If ever a drink was synonymous with a country it’s port – the fortified wine from Portugal’s Douro region. For three centuries wine has been shipped down the Douro River to Vila Nova de Gaia, whose famous wine lodges (Sandeman, Graham’s, Cockburn, Taylor’s) reflect the early British influence on its production. A cellar tour here (see The port wine lodges) forms an integral part of any visit to Porto, while you can also follow the wine trail along the Douro by train, car or cruise boat. To find out more, the country’s port wine institute, the Instituto dos Vinhos do Douro e do Porto, has a useful English-language website.
Developing a taste – the early days
The clear distinction between port wine (vinho do porto) and other Portuguese wines wasn’t made until the beginning of the eighteenth century, when Britain prohibited the import of French wines during the War of the Spanish Succession. Portuguese wines quickly filled the void and, following the Methuen Treaty (1703), the wine trade became so profitable that adulterated inferior wines were soon being passed off as the genuine article. This led to the creation of a regulatory body in 1756, the Companhia Geral da Agricultura das Vinhas do Alto Douro, and, the following year, the declaration of the world’s oldest demarcated wine region (where port wine could now only legitimately be produced). Yet it wasn’t until the mid-nineteenth century that it began to resemble today’s fortified wine, when the addition of brandy to stop fermentation became widespread, enabling the wines to be transported over even longer distances.
The Douro wine route
The port wine grapes are grown in a 600,000-acre demarcated region along both banks of the Rio Douro, stretching from Mesão Frio (near Peso da Régua) to the Spanish border. Sheltered by the Marão and Montemuro mountain ranges, around fifteen percent of the region is under vines, which benefit from cold winters and hot, dry summers. The characteristic terraces can be seen along the length of the Douro, and they form a beautiful backdrop to the small town of Pinhão, which is now the main centre for quality ports. The grapes are harvested at the quintas (vineyard estates) from September to October and crushed. After a few days fermentation is halted by the addition of brandy – exactly when this is done determines the wine’s sweetness – with the wine subsequently stored in casks until the following March. The final stage in the wine route is the transportation downstream to the shippers’ lodges, where the wine is blended and matures.
What’s in the bottle?

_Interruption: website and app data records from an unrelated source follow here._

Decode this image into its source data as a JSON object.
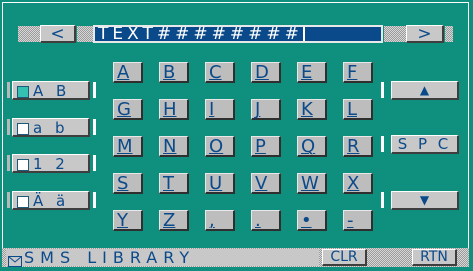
{
  "header": {
    "prev_label": "<",
    "next_label": ">",
    "field_text": "TEXT########"
  },
  "side": {
    "mode_upper": "A B",
    "mode_lower": "a b",
    "mode_numeric": "1 2",
    "mode_accent": "Ä ä"
  },
  "keys": {
    "row1": [
      "A",
      "B",
      "C",
      "D",
      "E",
      "F"
    ],
    "row2": [
      "G",
      "H",
      "I",
      "J",
      "K",
      "L"
    ],
    "row3": [
      "M",
      "N",
      "O",
      "P",
      "Q",
      "R"
    ],
    "row4": [
      "S",
      "T",
      "U",
      "V",
      "W",
      "X"
    ],
    "row5": [
      "Y",
      "Z",
      ",",
      ".",
      "•",
      "-"
    ]
  },
  "right": {
    "up_label": "▲",
    "space_label": "S P C",
    "down_label": "▼"
  },
  "status": {
    "title": "SMS LIBRARY",
    "clear_label": "CLR",
    "return_label": "RTN"
  },
  "colors": {
    "background": "#0f8f7e",
    "field": "#0b4a8a",
    "text": "#0b4a8a"
  }
}
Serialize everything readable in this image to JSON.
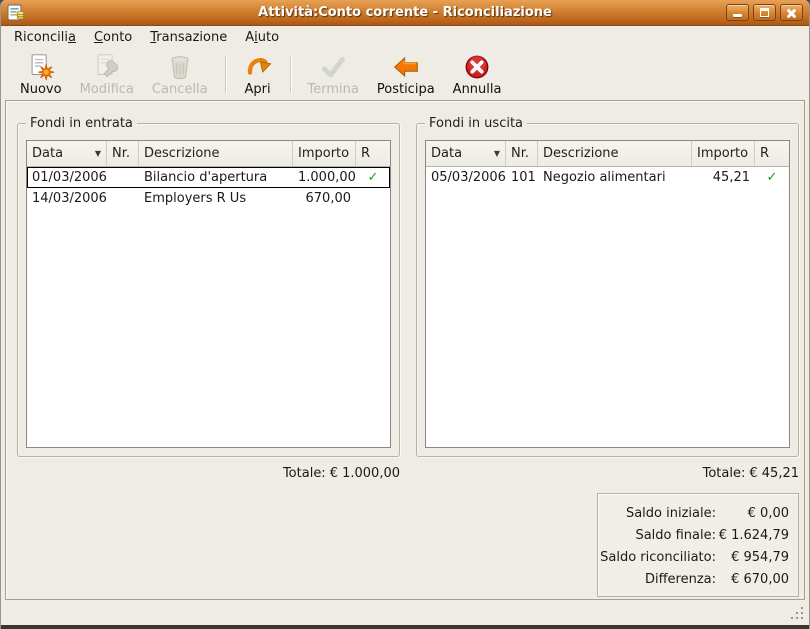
{
  "window": {
    "title": "Attività:Conto corrente - Riconciliazione"
  },
  "menubar": {
    "items": [
      {
        "pre": "Riconcili",
        "key": "a",
        "post": ""
      },
      {
        "pre": "",
        "key": "C",
        "post": "onto"
      },
      {
        "pre": "",
        "key": "T",
        "post": "ransazione"
      },
      {
        "pre": "A",
        "key": "i",
        "post": "uto"
      }
    ]
  },
  "toolbar": {
    "buttons": [
      {
        "label": "Nuovo",
        "enabled": true
      },
      {
        "label": "Modifica",
        "enabled": false
      },
      {
        "label": "Cancella",
        "enabled": false
      },
      {
        "label": "Apri",
        "enabled": true
      },
      {
        "label": "Termina",
        "enabled": false
      },
      {
        "label": "Posticipa",
        "enabled": true
      },
      {
        "label": "Annulla",
        "enabled": true
      }
    ]
  },
  "panels": {
    "inflow": {
      "title": "Fondi in entrata",
      "columns": [
        "Data",
        "Nr.",
        "Descrizione",
        "Importo",
        "R"
      ],
      "rows": [
        {
          "date": "01/03/2006",
          "nr": "",
          "desc": "Bilancio d'apertura",
          "amount": "1.000,00",
          "reconciled": "✓"
        },
        {
          "date": "14/03/2006",
          "nr": "",
          "desc": "Employers R Us",
          "amount": "670,00",
          "reconciled": ""
        }
      ],
      "total_label": "Totale:",
      "total_value": "€ 1.000,00"
    },
    "outflow": {
      "title": "Fondi in uscita",
      "columns": [
        "Data",
        "Nr.",
        "Descrizione",
        "Importo",
        "R"
      ],
      "rows": [
        {
          "date": "05/03/2006",
          "nr": "101",
          "desc": "Negozio alimentari",
          "amount": "45,21",
          "reconciled": "✓"
        }
      ],
      "total_label": "Totale:",
      "total_value": "€ 45,21"
    }
  },
  "summary": {
    "rows": [
      {
        "label": "Saldo iniziale:",
        "value": "€ 0,00"
      },
      {
        "label": "Saldo finale:",
        "value": "€ 1.624,79"
      },
      {
        "label": "Saldo riconciliato:",
        "value": "€ 954,79"
      },
      {
        "label": "Differenza:",
        "value": "€ 670,00"
      }
    ]
  },
  "icons": {
    "sort_desc": "▼",
    "check": "✓"
  },
  "colors": {
    "titlebar_top": "#E8A055",
    "titlebar_bottom": "#A9581A",
    "accent_orange": "#F57900",
    "check_green": "#1E9B1E",
    "cancel_red": "#CC1F1F"
  }
}
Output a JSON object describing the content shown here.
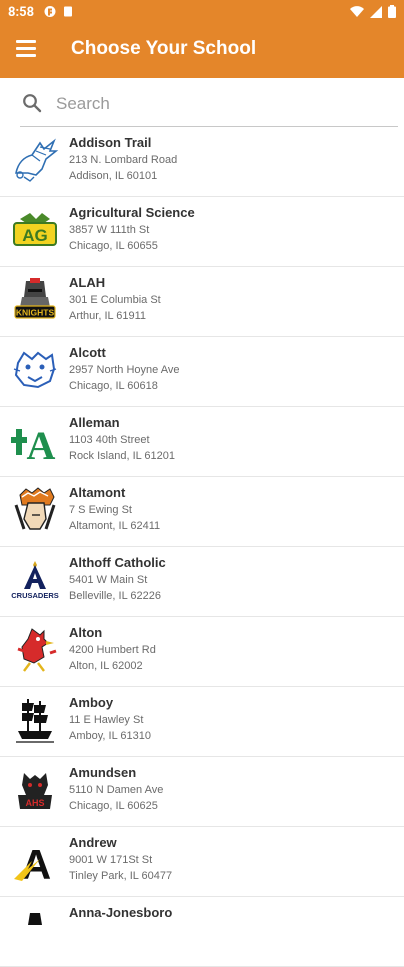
{
  "status": {
    "time": "8:58"
  },
  "appbar": {
    "title": "Choose Your School"
  },
  "search": {
    "placeholder": "Search"
  },
  "schools": [
    {
      "name": "Addison Trail",
      "street": "213 N. Lombard Road",
      "city": "Addison, IL 60101"
    },
    {
      "name": "Agricultural Science",
      "street": "3857 W 111th St",
      "city": "Chicago, IL 60655"
    },
    {
      "name": "ALAH",
      "street": "301 E Columbia St",
      "city": "Arthur, IL 61911"
    },
    {
      "name": "Alcott",
      "street": "2957 North Hoyne Ave",
      "city": "Chicago, IL 60618"
    },
    {
      "name": "Alleman",
      "street": "1103 40th Street",
      "city": "Rock Island, IL 61201"
    },
    {
      "name": "Altamont",
      "street": "7 S Ewing St",
      "city": "Altamont, IL 62411"
    },
    {
      "name": "Althoff Catholic",
      "street": "5401 W Main St",
      "city": "Belleville, IL 62226"
    },
    {
      "name": "Alton",
      "street": "4200 Humbert Rd",
      "city": "Alton, IL 62002"
    },
    {
      "name": "Amboy",
      "street": "11 E Hawley St",
      "city": "Amboy, IL 61310"
    },
    {
      "name": "Amundsen",
      "street": "5110 N Damen Ave",
      "city": "Chicago, IL 60625"
    },
    {
      "name": "Andrew",
      "street": "9001 W 171St St",
      "city": "Tinley Park, IL 60477"
    },
    {
      "name": "Anna-Jonesboro",
      "street": "",
      "city": ""
    }
  ],
  "logos": {
    "ag_text": "AG",
    "alah_text": "KNIGHTS",
    "alleman_text": "A",
    "althoff_text": "CRUSADERS",
    "amundsen_text": "AHS",
    "andrew_text": "A"
  },
  "colors": {
    "accent": "#e4862a",
    "divider": "#e6e6e6",
    "name_text": "#333333",
    "sub_text": "#6b6b6b"
  }
}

Port wine is either ruby (ie deep red), tawny (made from a blend of differently aged wines) or white – the first two are generally drunk at the end of a meal, or with cheese or dessert, the last served chilled as an aperitif. The finest reds are known as vintages, wines from a single year that are bottled two to three years after harvest and left to mature. A vintage is only declared in certain years (just fourteen times between 1901 and 1999, for example), and the wine is only ready to drink at least ten to fifteen years after bottling, when the flavours are at their most complex, the wine deep purple and full-bodied. Late Bottled Vintage (LBV) is not of vintage quality, but is still good enough to mature in bottles, to which it’s transferred after four to six years in the cask. All other ports are blended and are kept in the cask for between two and seven or more years, with the colour developing into various shades of of tawny – they are ready to drink when bottled. Of these, a colheita (“Harvest”) is a tawny port made from grapes from a specific year and aged at least seven years in the cask; other fine wines are superior tawnies dated ten, twenty, thirty or forty years old (the average age of the wines in the blend), while reserve ports (both tawny and ruby) are decent blended wines, the best being the tawny reserve ports which have to spend at least seven years in the cask.